Website and app data records:
>>>>>

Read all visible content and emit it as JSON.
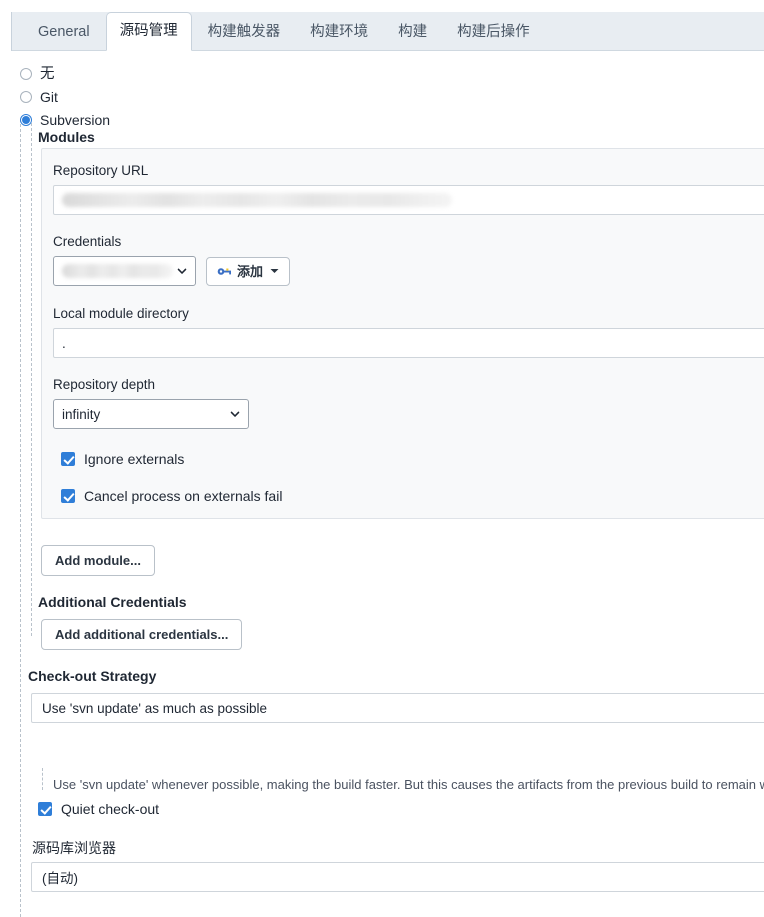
{
  "tabs": [
    {
      "label": "General",
      "active": false
    },
    {
      "label": "源码管理",
      "active": true
    },
    {
      "label": "构建触发器",
      "active": false
    },
    {
      "label": "构建环境",
      "active": false
    },
    {
      "label": "构建",
      "active": false
    },
    {
      "label": "构建后操作",
      "active": false
    }
  ],
  "scm_options": [
    {
      "label": "无",
      "selected": false
    },
    {
      "label": "Git",
      "selected": false
    },
    {
      "label": "Subversion",
      "selected": true
    }
  ],
  "modules": {
    "section_label": "Modules",
    "repository_url": {
      "label": "Repository URL",
      "value": "",
      "redacted": true
    },
    "credentials": {
      "label": "Credentials",
      "value": "",
      "redacted": true,
      "add_button": "添加",
      "add_icon": "key-icon",
      "caret_icon": "caret-down-icon"
    },
    "local_module_directory": {
      "label": "Local module directory",
      "value": "."
    },
    "repository_depth": {
      "label": "Repository depth",
      "value": "infinity"
    },
    "checkboxes": [
      {
        "label": "Ignore externals",
        "checked": true
      },
      {
        "label": "Cancel process on externals fail",
        "checked": true
      }
    ]
  },
  "add_module_button": "Add module...",
  "additional_credentials": {
    "label": "Additional Credentials",
    "button": "Add additional credentials..."
  },
  "checkout_strategy": {
    "label": "Check-out Strategy",
    "value": "Use 'svn update' as much as possible",
    "description": "Use 'svn update' whenever possible, making the build faster. But this causes the artifacts from the previous build to remain when",
    "quiet_checkout": {
      "label": "Quiet check-out",
      "checked": true
    }
  },
  "repository_browser": {
    "label": "源码库浏览器",
    "value": "(自动)"
  },
  "colors": {
    "accent": "#2f7ed8",
    "tabbar_bg": "#e8edf2",
    "panel_bg": "#f8f9fa"
  }
}
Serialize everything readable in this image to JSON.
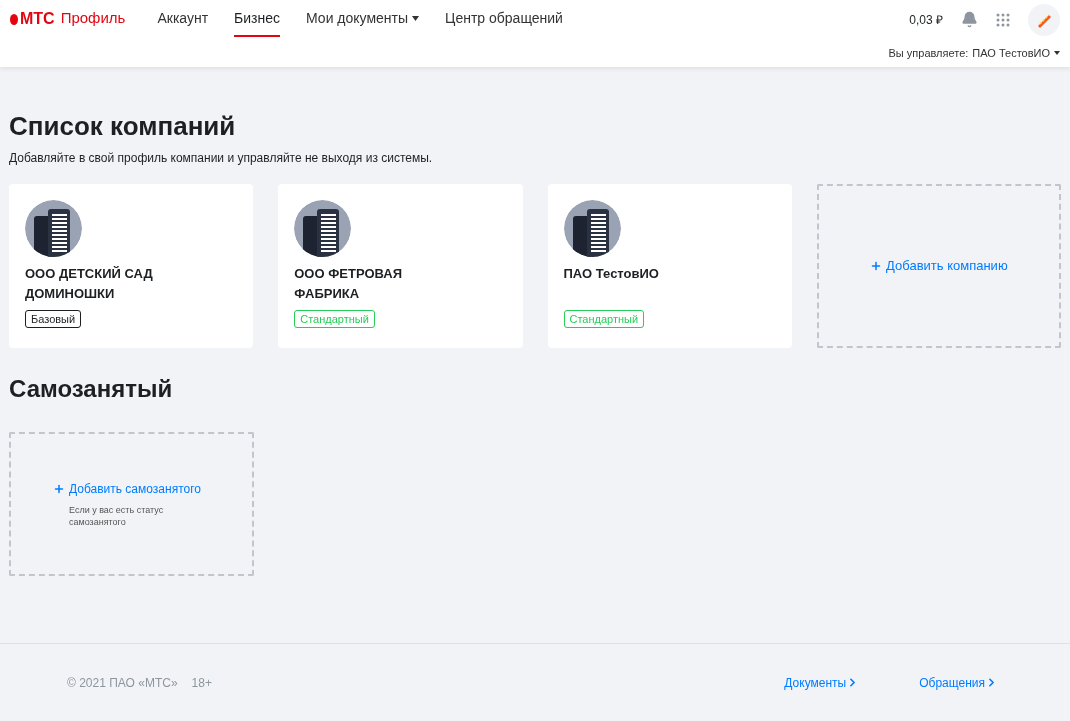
{
  "header": {
    "logo": "МТС",
    "product": "Профиль",
    "nav": [
      {
        "label": "Аккаунт",
        "selected": false,
        "dropdown": false
      },
      {
        "label": "Бизнес",
        "selected": true,
        "dropdown": false
      },
      {
        "label": "Мои документы",
        "selected": false,
        "dropdown": true
      },
      {
        "label": "Центр обращений",
        "selected": false,
        "dropdown": false
      }
    ],
    "balance": "0,03 ₽",
    "managing_label": "Вы управляете:",
    "managing_value": "ПАО ТестовИО"
  },
  "companies": {
    "title": "Список компаний",
    "subtitle": "Добавляйте в свой профиль компании и управляйте не выходя из системы.",
    "items": [
      {
        "name": "ООО ДЕТСКИЙ САД ДОМИНОШКИ",
        "plan": "Базовый",
        "kind": "basic"
      },
      {
        "name": "ООО ФЕТРОВАЯ ФАБРИКА",
        "plan": "Стандартный",
        "kind": "standard"
      },
      {
        "name": "ПАО ТестовИО",
        "plan": "Стандартный",
        "kind": "standard"
      }
    ],
    "add_label": "Добавить компанию"
  },
  "self_employed": {
    "title": "Самозанятый",
    "add_label": "Добавить самозанятого",
    "hint": "Если у вас есть статус самозанятого"
  },
  "footer": {
    "copyright": "© 2021 ПАО «МТС»",
    "age": "18+",
    "links": [
      "Документы",
      "Обращения"
    ]
  }
}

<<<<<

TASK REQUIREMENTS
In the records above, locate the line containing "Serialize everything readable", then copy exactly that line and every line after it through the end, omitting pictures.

OUTPUT FOR THIS TASK
Serialize everything readable in this image to JSON.
{
  "header": {
    "logo": "МТС",
    "product": "Профиль",
    "nav": [
      {
        "label": "Аккаунт",
        "selected": false,
        "dropdown": false
      },
      {
        "label": "Бизнес",
        "selected": true,
        "dropdown": false
      },
      {
        "label": "Мои документы",
        "selected": false,
        "dropdown": true
      },
      {
        "label": "Центр обращений",
        "selected": false,
        "dropdown": false
      }
    ],
    "balance": "0,03 ₽",
    "managing_label": "Вы управляете:",
    "managing_value": "ПАО ТестовИО"
  },
  "companies": {
    "title": "Список компаний",
    "subtitle": "Добавляйте в свой профиль компании и управляйте не выходя из системы.",
    "items": [
      {
        "name": "ООО ДЕТСКИЙ САД ДОМИНОШКИ",
        "plan": "Базовый",
        "kind": "basic"
      },
      {
        "name": "ООО ФЕТРОВАЯ ФАБРИКА",
        "plan": "Стандартный",
        "kind": "standard"
      },
      {
        "name": "ПАО ТестовИО",
        "plan": "Стандартный",
        "kind": "standard"
      }
    ],
    "add_label": "Добавить компанию"
  },
  "self_employed": {
    "title": "Самозанятый",
    "add_label": "Добавить самозанятого",
    "hint": "Если у вас есть статус самозанятого"
  },
  "footer": {
    "copyright": "© 2021 ПАО «МТС»",
    "age": "18+",
    "links": [
      "Документы",
      "Обращения"
    ]
  }
}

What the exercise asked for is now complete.